LUSAKA (10 December 2010) – In conclusion of her official visit to Zambia the Special Rapporteur of the United Nations Human Rights Council on violence against women, its causes and consequences, Ms. Rashida Manjoo, delivered the following preliminary findings:
“At the outset, I would like to express my appreciation for the cooperation extended to me by the Government. I am grateful to all my interlocutors, including State officials, representatives of civil society organisations, representatives of United Nations agencies, and individual victims of violence that shared their personal experiences with me.
I could not have a better opportunity to conclude my visit on the same day when we commemorate the end of the 16 Days of Activism against Gender Based Violence and human rights day. And I could not have a better opportunity to recall some of the international obligations the Zambian State committed to when it ratified most of the major international and regional human rights instruments, including the Convention on the Elimination of All Forms of Discrimination against Women and the Protocol to the African Charter on Human and People’s Rights on the Rights of Women in Africa.
It is an exciting time for this country, a time which is seeing important constitutional and law review processes aimed at strengthening and accelerating efforts to eradicate violence against women and uphold women’s rights. These processes demonstrate political will and openness to tackle the current challenges that women still face in Zambia.
Yet I am saddened to learn that, according to the draft Constitution of 27 August 2010 which was shared by the Government, existing article 23.4 which permits discriminatory laws and practices in the area of personal laws and customary law may be retained despite the guarantee of equal status of women found in article 11 of the current Constitution. Back in 2002 the Committee on the Elimination of Discrimination against Women (CEDAW) called on the Government to repeal article 23.4 as it permits discrimination in the areas of law that most affect women. In 2007 the Human Rights Committee also reiterated this call, and recently CEDAW requested the State to provide information on the follow-up to its earlier recommendation.
The Gender Based Violence Bill currently before Parliament is an important step forward in providing frameworks that should be ultimately conducive to strengthening the fight against all forms of violence. All stakeholders I interacted with are hopeful that this Bill may be adopted soon. While understanding these hopes, I encourage all stakeholders to be ready with a plan for implementation of the Bill including financial and capacity-building plans. Experiences in other countries have shown that some legislation remains good on paper only, despite its intention to prevent, protect, punish and provide reparation for women who have been subjected to violence. This is part of the due diligence obligation of Zambia according to international law and more specifically the Convention on the Elimination of All Forms of Discrimination against Women and the UN Declaration on Violence against Women.

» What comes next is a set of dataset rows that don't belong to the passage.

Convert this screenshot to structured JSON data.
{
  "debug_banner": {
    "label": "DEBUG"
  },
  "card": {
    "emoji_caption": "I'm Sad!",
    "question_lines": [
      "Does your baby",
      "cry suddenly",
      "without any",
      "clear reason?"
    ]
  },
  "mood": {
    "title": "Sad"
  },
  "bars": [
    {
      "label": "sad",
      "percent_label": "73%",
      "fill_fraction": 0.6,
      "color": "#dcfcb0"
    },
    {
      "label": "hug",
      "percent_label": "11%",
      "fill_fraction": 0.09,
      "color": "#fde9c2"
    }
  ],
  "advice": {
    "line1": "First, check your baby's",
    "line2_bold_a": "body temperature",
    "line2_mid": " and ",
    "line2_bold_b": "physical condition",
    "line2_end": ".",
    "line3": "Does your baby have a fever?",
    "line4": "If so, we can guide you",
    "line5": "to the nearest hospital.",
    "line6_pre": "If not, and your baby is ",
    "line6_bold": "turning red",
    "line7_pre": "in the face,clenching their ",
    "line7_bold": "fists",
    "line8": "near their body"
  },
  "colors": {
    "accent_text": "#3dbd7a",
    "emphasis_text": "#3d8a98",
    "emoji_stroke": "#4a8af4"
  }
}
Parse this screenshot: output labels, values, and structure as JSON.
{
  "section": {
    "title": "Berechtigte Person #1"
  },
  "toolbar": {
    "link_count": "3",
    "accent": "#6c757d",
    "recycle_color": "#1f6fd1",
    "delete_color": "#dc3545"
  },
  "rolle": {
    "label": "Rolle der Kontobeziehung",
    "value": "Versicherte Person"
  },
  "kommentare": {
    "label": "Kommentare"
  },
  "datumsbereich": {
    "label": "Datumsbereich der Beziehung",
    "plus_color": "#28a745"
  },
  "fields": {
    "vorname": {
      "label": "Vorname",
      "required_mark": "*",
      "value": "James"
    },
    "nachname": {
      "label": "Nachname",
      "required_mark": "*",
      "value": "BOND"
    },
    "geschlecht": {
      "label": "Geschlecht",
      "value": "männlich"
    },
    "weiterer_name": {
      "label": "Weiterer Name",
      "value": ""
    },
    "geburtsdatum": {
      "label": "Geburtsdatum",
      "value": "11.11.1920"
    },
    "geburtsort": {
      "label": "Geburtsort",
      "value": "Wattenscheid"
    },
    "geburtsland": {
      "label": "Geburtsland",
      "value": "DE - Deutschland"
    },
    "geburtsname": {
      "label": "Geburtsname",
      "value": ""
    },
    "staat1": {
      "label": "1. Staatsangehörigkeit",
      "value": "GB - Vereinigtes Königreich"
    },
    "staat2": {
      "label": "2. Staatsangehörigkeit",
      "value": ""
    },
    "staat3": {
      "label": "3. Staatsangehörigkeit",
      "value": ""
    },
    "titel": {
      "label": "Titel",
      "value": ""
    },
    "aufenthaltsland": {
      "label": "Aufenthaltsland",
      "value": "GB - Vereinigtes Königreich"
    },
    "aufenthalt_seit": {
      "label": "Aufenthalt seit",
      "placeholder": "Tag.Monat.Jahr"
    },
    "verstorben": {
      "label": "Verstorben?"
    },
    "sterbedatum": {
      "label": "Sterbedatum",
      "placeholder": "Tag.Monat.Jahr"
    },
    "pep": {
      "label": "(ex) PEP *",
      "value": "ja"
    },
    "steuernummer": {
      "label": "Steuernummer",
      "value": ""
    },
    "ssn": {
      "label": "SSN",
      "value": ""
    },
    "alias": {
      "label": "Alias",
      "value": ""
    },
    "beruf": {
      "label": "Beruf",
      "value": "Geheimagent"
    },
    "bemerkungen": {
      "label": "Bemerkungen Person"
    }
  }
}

We know that law is not a panacea for social problems and the persistence of negative customary and religious practices continues to exacerbate discrimination against women and women’s position of dependence and subordination. I welcome the efforts taken by State institutions to regulate some of these practices, including inheritance practices, sexual cleansing, marriage and land tenure systems. Legislative efforts must be continuously pursued alongside massive endeavours to educate and change the mindsets of men, women and children, through all available means including schools, traditional and religious leaders, and the media.
Zambia does not seem to be immune from practices of violence against women committed or condoned by State agents. In this regard I was informed that female detainees, whether in police custody or in prisons, have to endure harsh living conditions, including little medical attention for pre-natal and post-natal care and treatment, and for HIV/AIDS and tuberculosis testing, and with little or no adequate nutrition support. Women in detention facilities are also subjected to abuse, violence and humiliating and degrading punishment in order to extract confessions. Women are also offered release in exchange for sex.
Zambia is a vibrant society which is not afraid of change. I encourage all stakeholders to take advantage of this moment in order to promote human rights for all and keep violence against women on the national agenda. I also call on all duty bearers to take on their responsibilities to translate laws and policies into reality for all rights-holders. The challenging of negative practices which violate women’s equality and non-discrimination rights requires action at both the state and non-state level.
My findings will be discussed in a comprehensive way in the report I will present to the United Nations Human Rights Council in June 2011.
Ms. Rashida Manjoo (South Africa) was appointed Special Rapporteur on Violence against women, its causes and consequences in June 2009 by the UN Human Rights Council, for an initial period of three year. As Special Rapporteur, she is independent from any government or organization and serves in her individual capacity. Ms. Manjoo is also a Professor in the Department of Public Law at the University of Cape Town.
For additional information on the mandate of the Special Rapporteur, please visit: http://www2.ohchr.org/english/issues/women/rapporteur/index.htm
OHCHR Country Page – Zambia: http://www.ohchr.org/EN/Countries/AfricaRegion/Pages/ZMIndex.aspx